• Inside Philanthropy reports on the alarming rate of infant deaths in the South, Midwest and rural regions in the US, and how a coordinated effort among many stakeholders is attempting to tackle the problem.

• The emphasis here is that there is no quick fix, but collective impact continues to show promise as an approach that funders in other areas should look at when confronting a difficult, complex issue.

Collective giving basics: This article explains how to leverage the movement.

What happens before and during a mother's pregnancy largely determines whether her child will thrive. If the mother is African-American, her chance of losing a baby before its first birthday doubles.
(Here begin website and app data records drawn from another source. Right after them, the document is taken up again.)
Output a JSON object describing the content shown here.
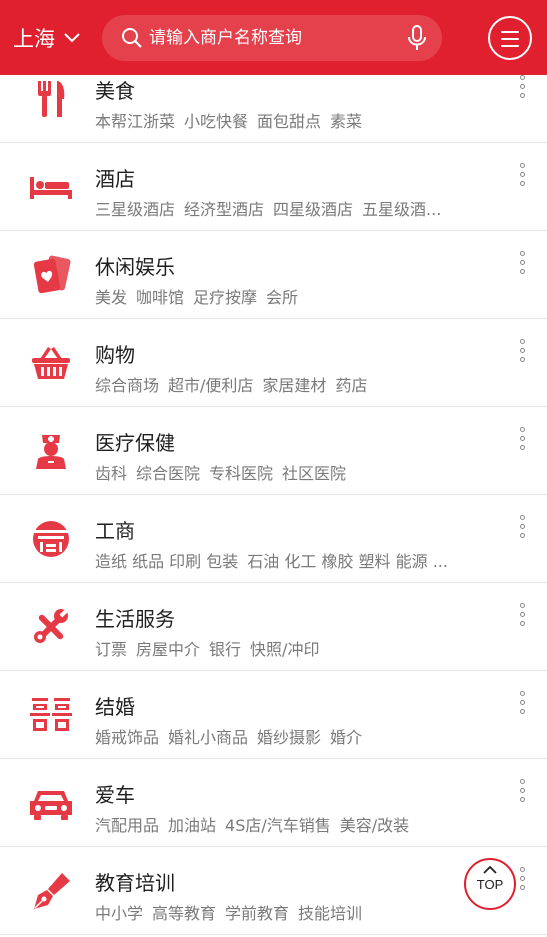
{
  "header": {
    "city": "上海",
    "search_placeholder": "请输入商户名称查询"
  },
  "categories": [
    {
      "title": "美食",
      "subs": [
        "本帮江浙菜",
        "小吃快餐",
        "面包甜点",
        "素菜"
      ]
    },
    {
      "title": "酒店",
      "subs": [
        "三星级酒店",
        "经济型酒店",
        "四星级酒店",
        "五星级酒..."
      ]
    },
    {
      "title": "休闲娱乐",
      "subs": [
        "美发",
        "咖啡馆",
        "足疗按摩",
        "会所"
      ]
    },
    {
      "title": "购物",
      "subs": [
        "综合商场",
        "超市/便利店",
        "家居建材",
        "药店"
      ]
    },
    {
      "title": "医疗保健",
      "subs": [
        "齿科",
        "综合医院",
        "专科医院",
        "社区医院"
      ]
    },
    {
      "title": "工商",
      "subs": [
        "造纸 纸品 印刷 包装",
        "石油 化工 橡胶 塑料 能源 ..."
      ]
    },
    {
      "title": "生活服务",
      "subs": [
        "订票",
        "房屋中介",
        "银行",
        "快照/冲印"
      ]
    },
    {
      "title": "结婚",
      "subs": [
        "婚戒饰品",
        "婚礼小商品",
        "婚纱摄影",
        "婚介"
      ]
    },
    {
      "title": "爱车",
      "subs": [
        "汽配用品",
        "加油站",
        "4S店/汽车销售",
        "美容/改装"
      ]
    },
    {
      "title": "教育培训",
      "subs": [
        "中小学",
        "高等教育",
        "学前教育",
        "技能培训"
      ]
    }
  ],
  "top_button": "TOP",
  "colors": {
    "accent": "#e0202e"
  }
}
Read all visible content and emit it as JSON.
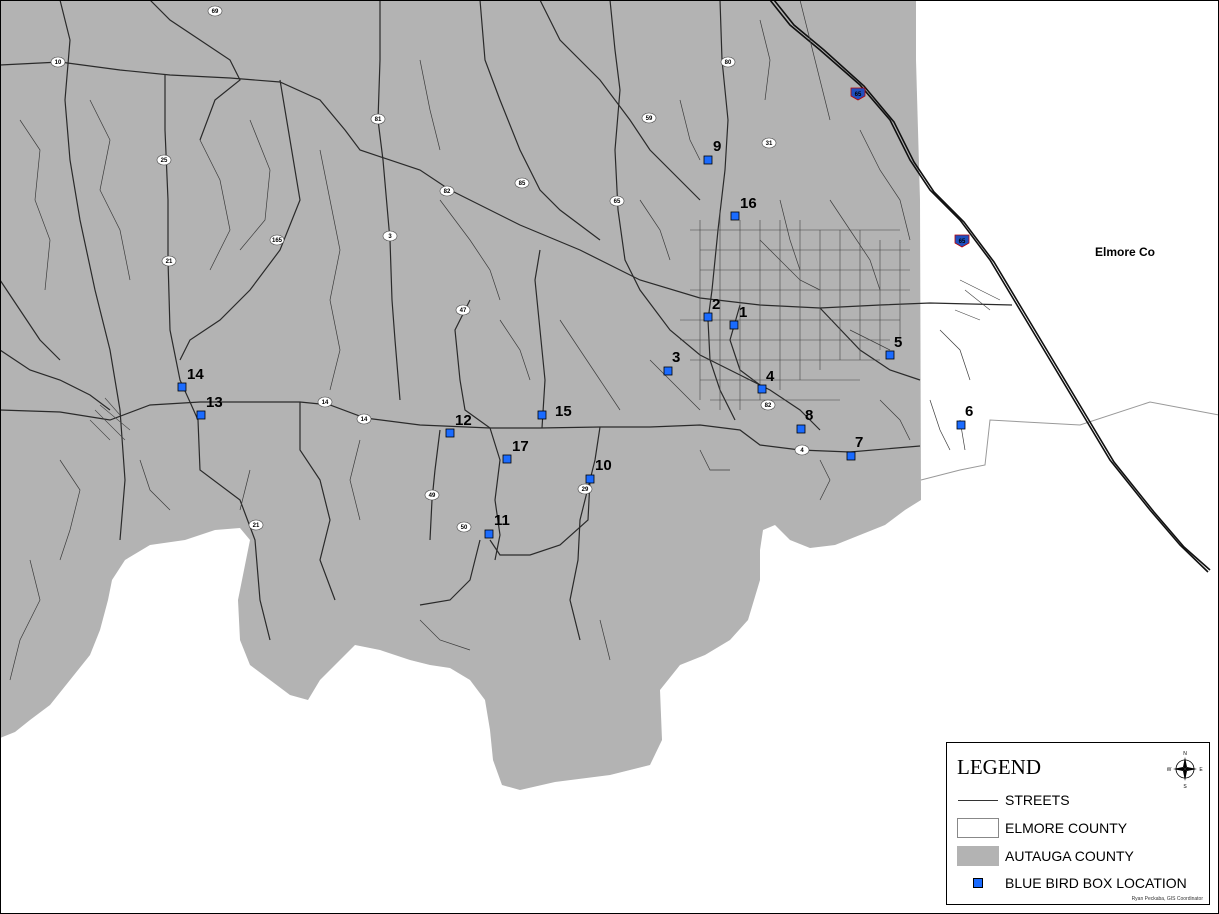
{
  "map": {
    "county_label": "Elmore Co",
    "routes": [
      "69",
      "80",
      "59",
      "31",
      "65",
      "10",
      "25",
      "21",
      "81",
      "82",
      "165",
      "3",
      "47",
      "85",
      "14",
      "14",
      "4",
      "29",
      "50",
      "49",
      "21",
      "82",
      "65"
    ],
    "boxes": [
      {
        "label": "1"
      },
      {
        "label": "2"
      },
      {
        "label": "3"
      },
      {
        "label": "4"
      },
      {
        "label": "5"
      },
      {
        "label": "6"
      },
      {
        "label": "7"
      },
      {
        "label": "8"
      },
      {
        "label": "9"
      },
      {
        "label": "10"
      },
      {
        "label": "11"
      },
      {
        "label": "12"
      },
      {
        "label": "13"
      },
      {
        "label": "14"
      },
      {
        "label": "15"
      },
      {
        "label": "16"
      },
      {
        "label": "17"
      }
    ],
    "colors": {
      "autauga": "#b3b3b3",
      "elmore": "#ffffff",
      "street": "#2a2a2a",
      "box": "#1a6bff"
    }
  },
  "legend": {
    "title": "LEGEND",
    "items": [
      {
        "label": "STREETS",
        "icon": "line-icon"
      },
      {
        "label": "ELMORE COUNTY",
        "icon": "white-swatch"
      },
      {
        "label": "AUTAUGA COUNTY",
        "icon": "gray-swatch"
      },
      {
        "label": "BLUE BIRD BOX LOCATION",
        "icon": "blue-square-icon"
      }
    ],
    "compass": {
      "n": "N",
      "s": "S",
      "e": "E",
      "w": "W"
    },
    "credit": "Ryan Peckaba, GIS Coordinator"
  }
}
The risk of infant mortality climbs if she used drugs and alcohol or is homeless. When it comes to which children born in America survive and thrive, race, poverty and education are a strong undercurrent.

Nowhere is this more true than in the South. States like Mississippi, Louisiana and Alabama have the highest infant mortality rates in the nation. But not far behind are states like Indiana, West Virginia, Michigan and Maine.

The good news is that some foundations have been highly active on this issue for years, and the national infant mortality rate has fallen. The most well-known leader here is the Kellogg Foundation, which does substantial grantmaking for health equity on behalf of mothers and their newborns, as we report often. But there are important local funders on the case, too, like the Healthcare Georgia Foundation, which addresses infant mortality through a rural healthcare approach, and directs funding for better access to prenatal care.

In Missouri, the state's leading health foundation has an initiative that looks promising. The Missouri Foundation for Health is making collective impact funding available to nonprofits and service providers in the southeastern corner of the state. The six-county region has infant mortality rates twice as high as the rest of the state. For babies born to black mothers, it's 14 percent; for white mothers, 9 percent. Missouri's Bootheel region, as its called, loses nearly 10 babies per 1,000 births.

Collective impact is an approach we write about often an IP. In a nutshell, the idea is that the best way to solve complex problems is by engaging multiple stakeholders who work in a coordinated fashion, bringing differing strategies and resources to bear. This is especially important on public health challenges.

Read the full article about collective impact to reduce infant mortality rates by Rob McCarthy at Inside Philanthropy.